Facebook has just announced that it's acquiring Oculus VR, the company who created the virtual reality headgear Oculus VR that's taking the gaming world by storm over the past year or so. The deal is worth roughly $2 billion in both cash and Facebook stock, as well as additional cash payouts that will come should Oculus reach certain milestones set by Facebook. The Oculus Rift has become a fairly household name since its initial successful funding via Kickstarter back in August of 2012, and had been the talk of the town by pretty much anyone who has tried the device for themselves. It's widely considered the device that will finally bring virtual reality technology to the mainstream. During GDC last week, even Sony announced their own VR headset to work with the Playstation 4. Virtual reality feels like "the next big thing" in gaming and it's largely thanks to Oculus's impressive tech and affordable pricing.

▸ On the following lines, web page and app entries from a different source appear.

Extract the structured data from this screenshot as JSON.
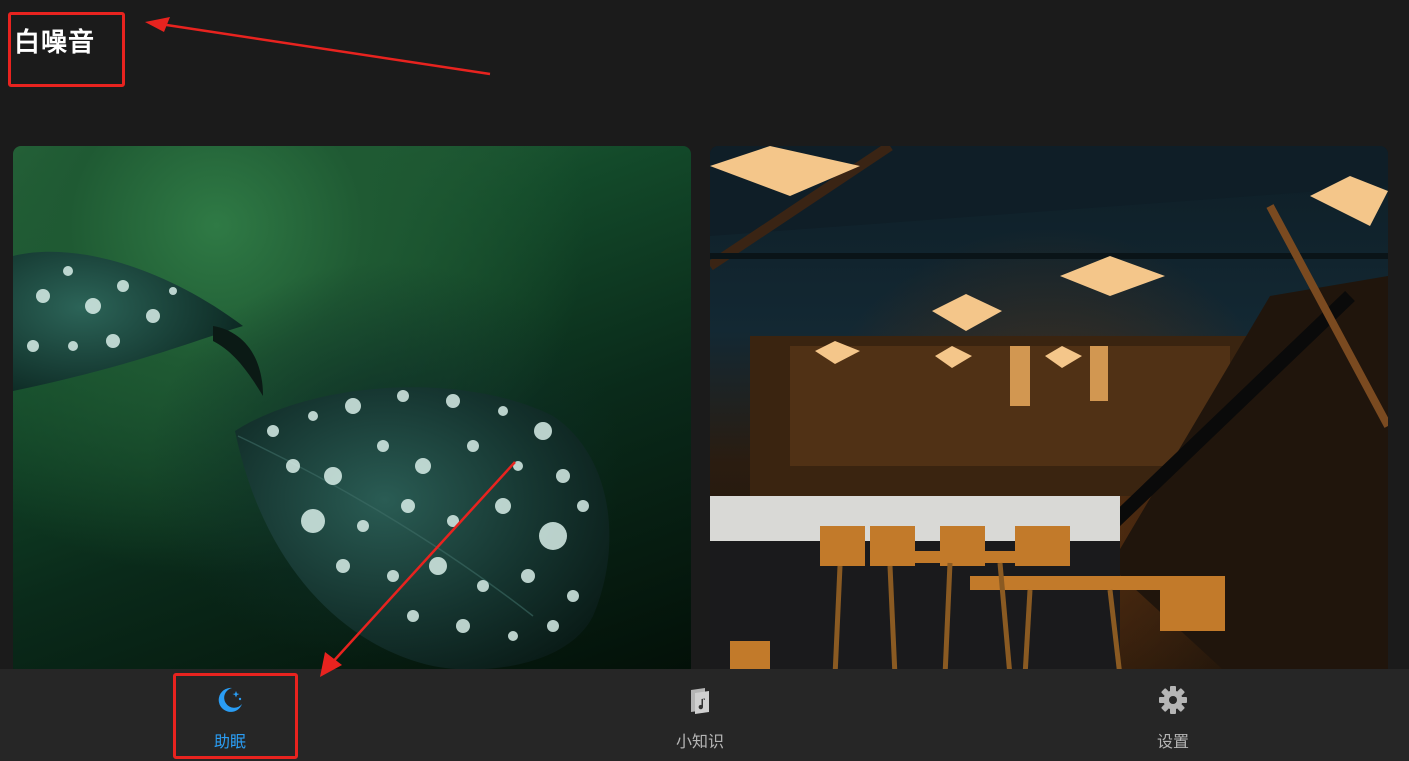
{
  "header": {
    "title": "白噪音"
  },
  "cards": [
    {
      "name": "rain-leaf-card"
    },
    {
      "name": "cafe-card"
    }
  ],
  "tabs": [
    {
      "label": "助眠",
      "icon": "moon-icon",
      "active": true
    },
    {
      "label": "小知识",
      "icon": "book-icon",
      "active": false
    },
    {
      "label": "设置",
      "icon": "gear-icon",
      "active": false
    }
  ],
  "colors": {
    "background": "#1b1b1b",
    "tab_bar": "#262626",
    "accent": "#2a9df4",
    "inactive": "#b5b5b5",
    "annotation": "#e8231f"
  }
}
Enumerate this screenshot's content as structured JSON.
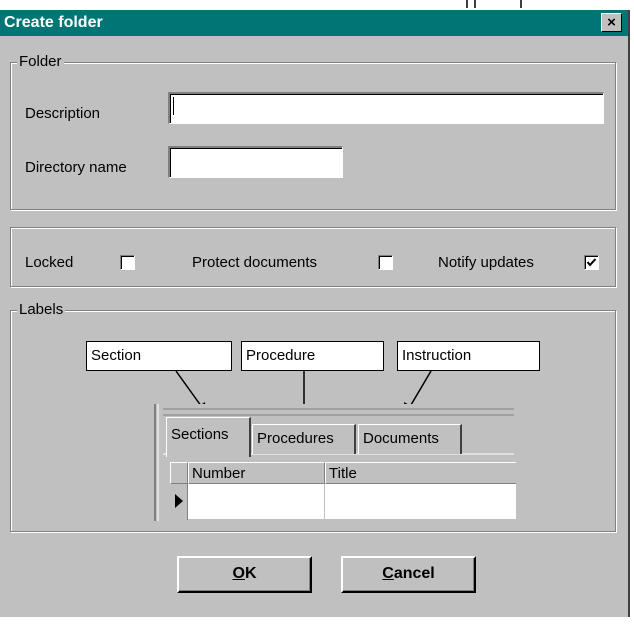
{
  "window": {
    "title": "Create folder",
    "close_glyph": "×"
  },
  "folder_group": {
    "legend": "Folder",
    "description_label": "Description",
    "description_value": "",
    "directory_label": "Directory name",
    "directory_value": ""
  },
  "options": [
    {
      "label": "Locked",
      "checked": false
    },
    {
      "label": "Protect documents",
      "checked": false
    },
    {
      "label": "Notify updates",
      "checked": true
    }
  ],
  "labels_group": {
    "legend": "Labels",
    "boxes": [
      "Section",
      "Procedure",
      "Instruction"
    ],
    "tabs": [
      "Sections",
      "Procedures",
      "Documents"
    ],
    "columns": [
      "Number",
      "Title"
    ]
  },
  "buttons": {
    "ok": {
      "accel": "O",
      "rest": "K"
    },
    "cancel": {
      "accel": "C",
      "rest": "ancel"
    }
  }
}
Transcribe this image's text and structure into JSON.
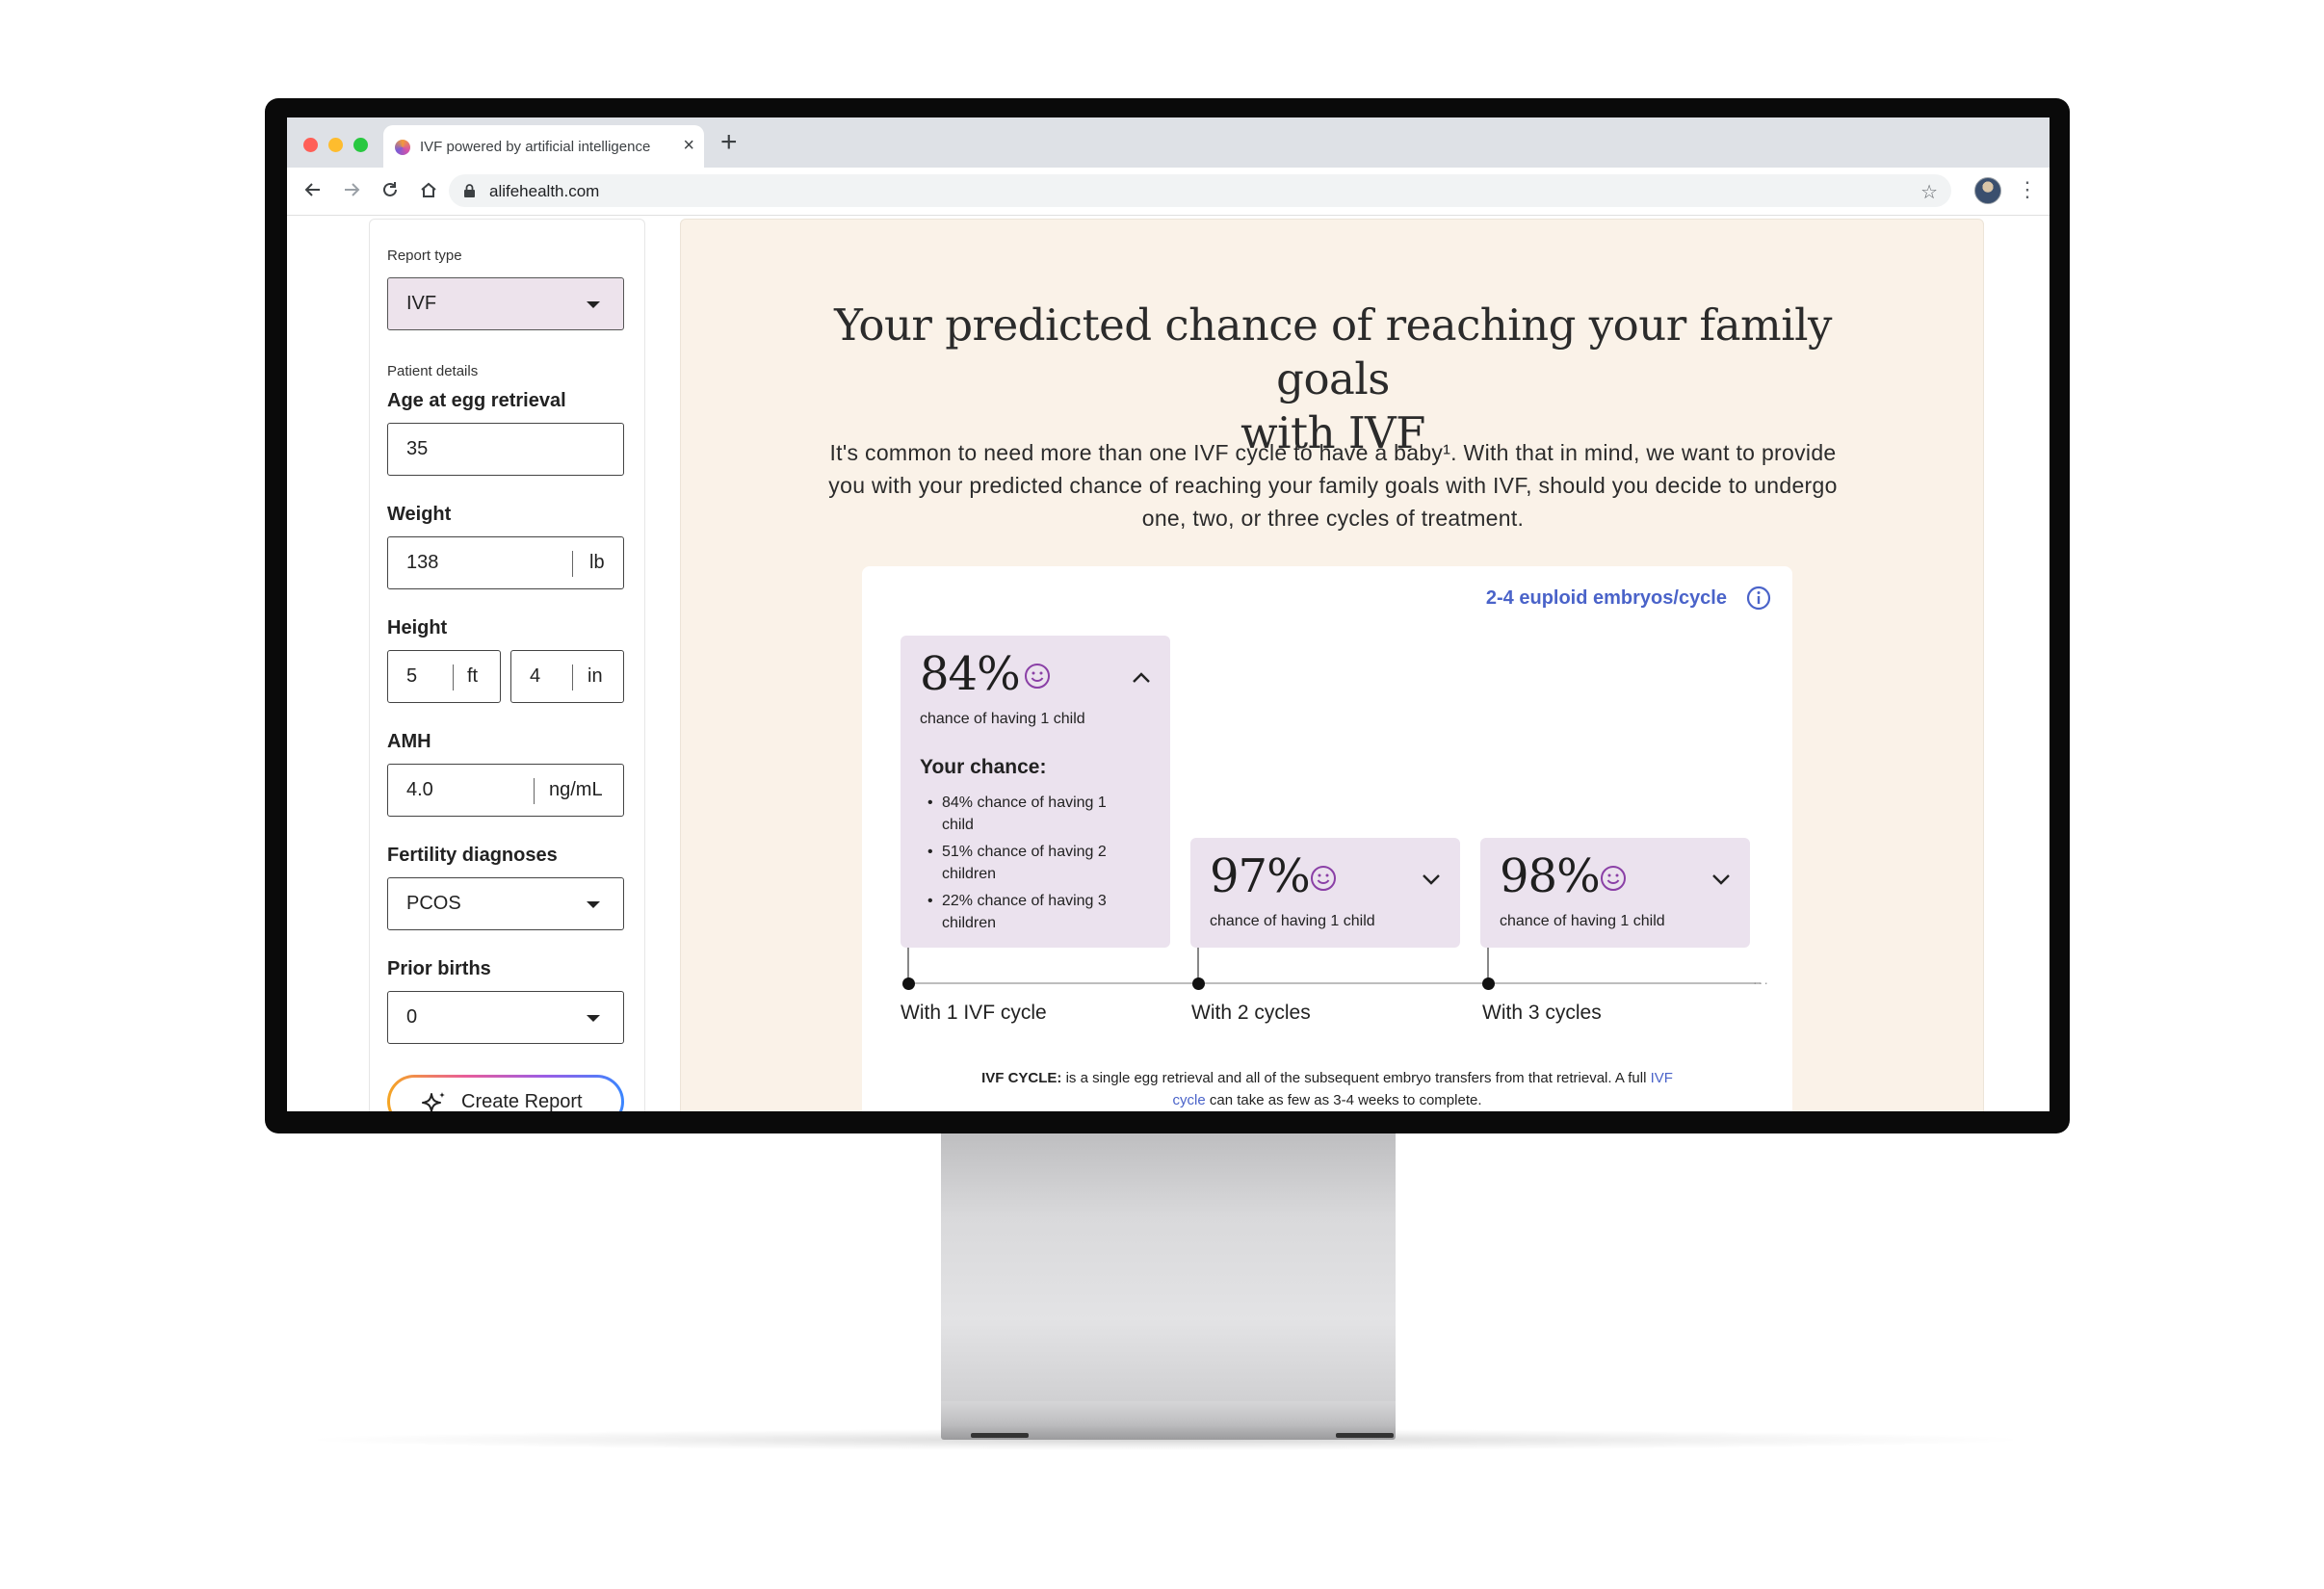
{
  "browser": {
    "tab_title": "IVF powered by artificial intelligence",
    "url": "alifehealth.com"
  },
  "sidebar": {
    "report_type_label": "Report type",
    "report_type_value": "IVF",
    "patient_details_label": "Patient details",
    "age_label": "Age at egg retrieval",
    "age_value": "35",
    "weight_label": "Weight",
    "weight_value": "138",
    "weight_unit": "lb",
    "height_label": "Height",
    "height_ft_value": "5",
    "height_ft_unit": "ft",
    "height_in_value": "4",
    "height_in_unit": "in",
    "amh_label": "AMH",
    "amh_value": "4.0",
    "amh_unit": "ng/mL",
    "diagnoses_label": "Fertility diagnoses",
    "diagnoses_value": "PCOS",
    "prior_births_label": "Prior births",
    "prior_births_value": "0",
    "create_report_label": "Create Report"
  },
  "main": {
    "headline_line1": "Your predicted chance of reaching your family goals",
    "headline_line2": "with IVF",
    "intro": "It's common to need more than one IVF cycle to have a baby¹. With that in mind, we want to provide you with your predicted chance of reaching your family goals with IVF, should you decide to undergo one, two, or three cycles of treatment.",
    "embryo_link": "2-4 euploid embryos/cycle",
    "results": [
      {
        "percent": "84%",
        "caption": "chance of having 1 child",
        "expanded": true,
        "your_chance_title": "Your chance:",
        "details": [
          "84% chance of having 1 child",
          "51% chance of having 2 children",
          "22% chance of having 3 children"
        ],
        "cycle_label": "With 1 IVF cycle"
      },
      {
        "percent": "97%",
        "caption": "chance of having 1 child",
        "expanded": false,
        "cycle_label": "With 2 cycles"
      },
      {
        "percent": "98%",
        "caption": "chance of having 1 child",
        "expanded": false,
        "cycle_label": "With 3 cycles"
      }
    ],
    "footnote_bold": "IVF CYCLE:",
    "footnote_text_1": " is a single egg retrieval and all of the subsequent embryo transfers from that retrieval. A full ",
    "footnote_link_1": "IVF",
    "footnote_link_2": "cycle",
    "footnote_text_2": " can take as few as 3-4 weeks to complete."
  },
  "colors": {
    "accent_blue": "#4a63c9",
    "result_box": "#ebe2ee",
    "panel_cream": "#faf2e8",
    "smile_purple": "#8a3fa6"
  },
  "icons": [
    "lock-icon",
    "star-icon",
    "back-icon",
    "forward-icon",
    "reload-icon",
    "home-icon",
    "info-icon",
    "smile-icon",
    "chevron-up-icon",
    "chevron-down-icon",
    "sparkle-icon",
    "caret-down-icon"
  ]
}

Oculus Rift has even made a splash in the world of mobile, as in July of last year Oculus CEO Brendan Iribe talked about how far mobile hardware has advanced and that they envisioned the Oculus Rift being something that could just run directly from your mobile device. This was further hammered home the following October when Oculus Rift support was officially announced for Android, with iOS still a hopeful goal assuming they could work around Apple's more strict App Store guidelines.
According to Mark Zuckerberg, it appears they view virtual reality as the NEXT next big thing, as the CEO of Facebook stated "Mobile is the platform of today, and now we’re also getting ready for the platforms of tomorrow. Oculus has the chance to create the most social platform ever, and change the way we work, play and communicate." Facebook says they have plans to expand the work Oculus is doing with VR beyond the world of gaming, including areas like communications, entertainment, education and more.
The prospect of something as awesome as Oculus being bought by a huge company like Facebook is a scary one, but there's also tremendous potential for it to work out great. Facebook will be able to pump money into Oculus to push the company even further, and obviously Facebook is aware at how important the iOS platform is, and I'm sure they have some of the strongest contacts at Apple as any company, so hopefully this means that an iOS-supported Oculus Rift could actually be in the cards someday. At the very least, this is an interesting development that I didn't see coming, so I'll be anxious to see how it plays out. What do you think, are you excited at the prospect of viewing your Facebook Timeline in virtual reality or does this spell the death of Oculus as we know it?